Records contained in a dataset
★ ★ ★ ★ ★ ★ ★

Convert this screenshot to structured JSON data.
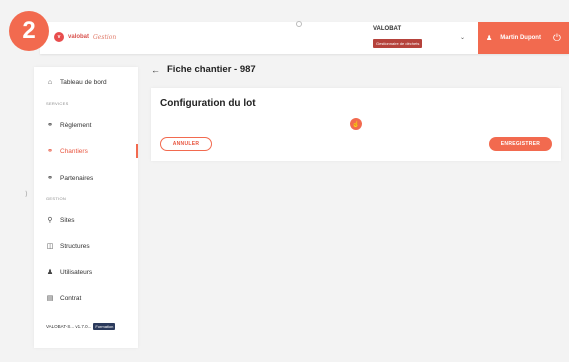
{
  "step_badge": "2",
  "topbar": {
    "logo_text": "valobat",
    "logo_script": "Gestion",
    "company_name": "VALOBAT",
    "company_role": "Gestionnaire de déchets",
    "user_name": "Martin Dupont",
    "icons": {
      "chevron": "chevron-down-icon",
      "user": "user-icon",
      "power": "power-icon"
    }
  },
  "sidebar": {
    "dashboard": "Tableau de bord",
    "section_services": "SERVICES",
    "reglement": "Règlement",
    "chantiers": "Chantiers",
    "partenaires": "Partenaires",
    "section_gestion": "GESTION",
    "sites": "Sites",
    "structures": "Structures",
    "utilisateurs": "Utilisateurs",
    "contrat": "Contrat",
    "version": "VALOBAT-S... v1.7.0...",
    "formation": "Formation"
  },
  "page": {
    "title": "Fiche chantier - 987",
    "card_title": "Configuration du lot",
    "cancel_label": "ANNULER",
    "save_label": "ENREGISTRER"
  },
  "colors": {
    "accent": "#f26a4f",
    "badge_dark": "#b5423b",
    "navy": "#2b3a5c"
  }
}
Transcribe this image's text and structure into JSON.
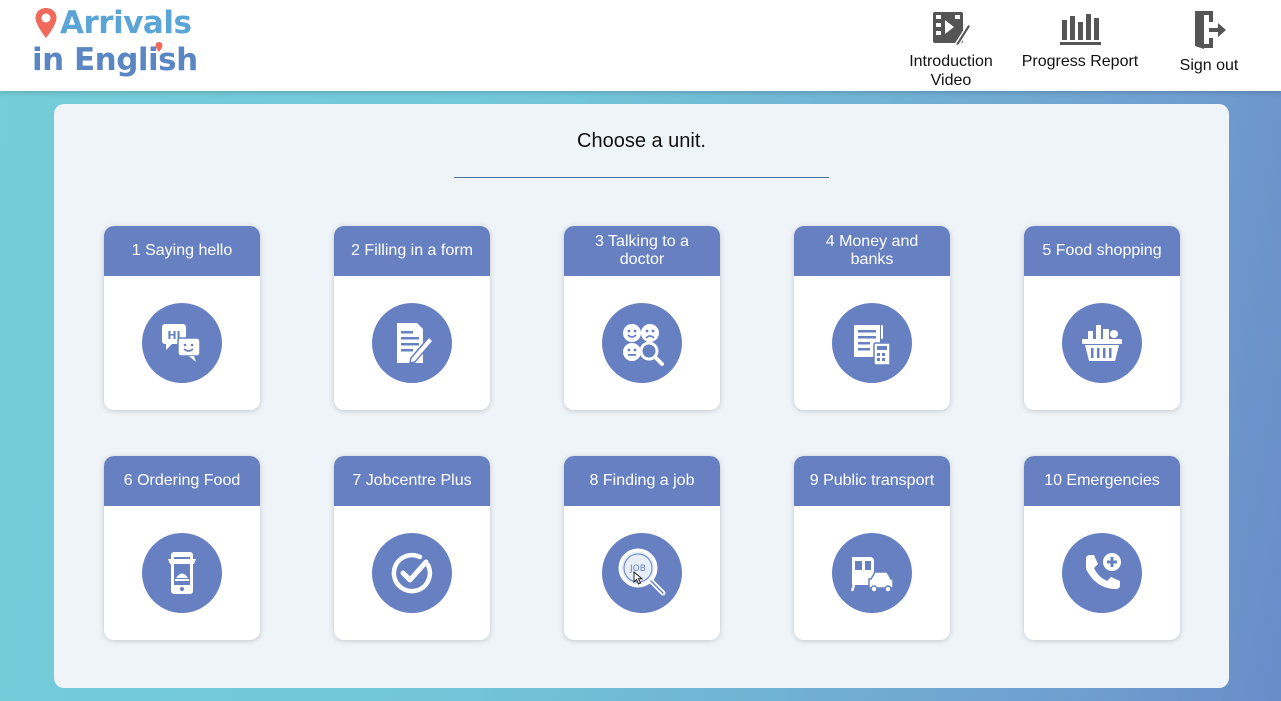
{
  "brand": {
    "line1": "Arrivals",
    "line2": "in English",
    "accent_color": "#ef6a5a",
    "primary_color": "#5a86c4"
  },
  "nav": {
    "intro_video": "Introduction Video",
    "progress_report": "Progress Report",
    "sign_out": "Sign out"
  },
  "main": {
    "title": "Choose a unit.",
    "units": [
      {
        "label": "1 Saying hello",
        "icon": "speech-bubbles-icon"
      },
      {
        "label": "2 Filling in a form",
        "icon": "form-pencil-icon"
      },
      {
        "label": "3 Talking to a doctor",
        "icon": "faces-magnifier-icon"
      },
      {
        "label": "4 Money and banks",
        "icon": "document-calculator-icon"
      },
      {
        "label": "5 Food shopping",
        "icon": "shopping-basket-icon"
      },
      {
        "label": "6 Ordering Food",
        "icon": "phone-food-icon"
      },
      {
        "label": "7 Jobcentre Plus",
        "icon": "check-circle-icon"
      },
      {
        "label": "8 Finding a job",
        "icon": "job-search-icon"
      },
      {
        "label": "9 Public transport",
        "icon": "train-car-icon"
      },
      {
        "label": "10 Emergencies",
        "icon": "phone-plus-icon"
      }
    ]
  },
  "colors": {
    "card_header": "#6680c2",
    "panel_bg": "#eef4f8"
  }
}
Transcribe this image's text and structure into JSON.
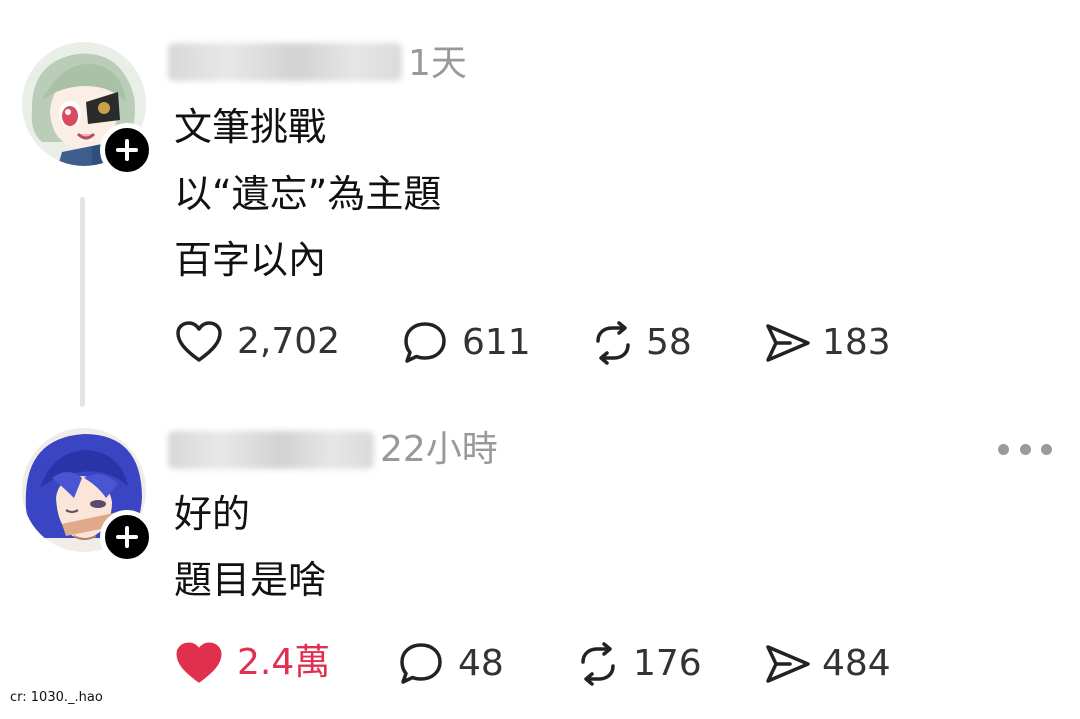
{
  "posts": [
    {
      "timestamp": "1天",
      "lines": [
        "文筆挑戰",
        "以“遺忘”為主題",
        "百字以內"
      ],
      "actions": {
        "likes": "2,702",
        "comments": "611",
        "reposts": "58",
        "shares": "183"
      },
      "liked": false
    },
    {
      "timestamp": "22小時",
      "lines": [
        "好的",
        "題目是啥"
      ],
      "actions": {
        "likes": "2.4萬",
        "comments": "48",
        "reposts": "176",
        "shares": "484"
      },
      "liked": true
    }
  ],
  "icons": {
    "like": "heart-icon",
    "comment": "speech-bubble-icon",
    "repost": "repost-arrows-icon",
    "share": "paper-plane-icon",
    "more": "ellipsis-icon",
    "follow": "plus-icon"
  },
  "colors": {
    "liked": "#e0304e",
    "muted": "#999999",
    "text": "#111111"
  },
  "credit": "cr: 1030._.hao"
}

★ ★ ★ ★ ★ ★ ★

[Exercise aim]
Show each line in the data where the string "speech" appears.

[Answer area]
        "icon": "speech-bubbles-icon"
    "comment": "speech-bubble-icon",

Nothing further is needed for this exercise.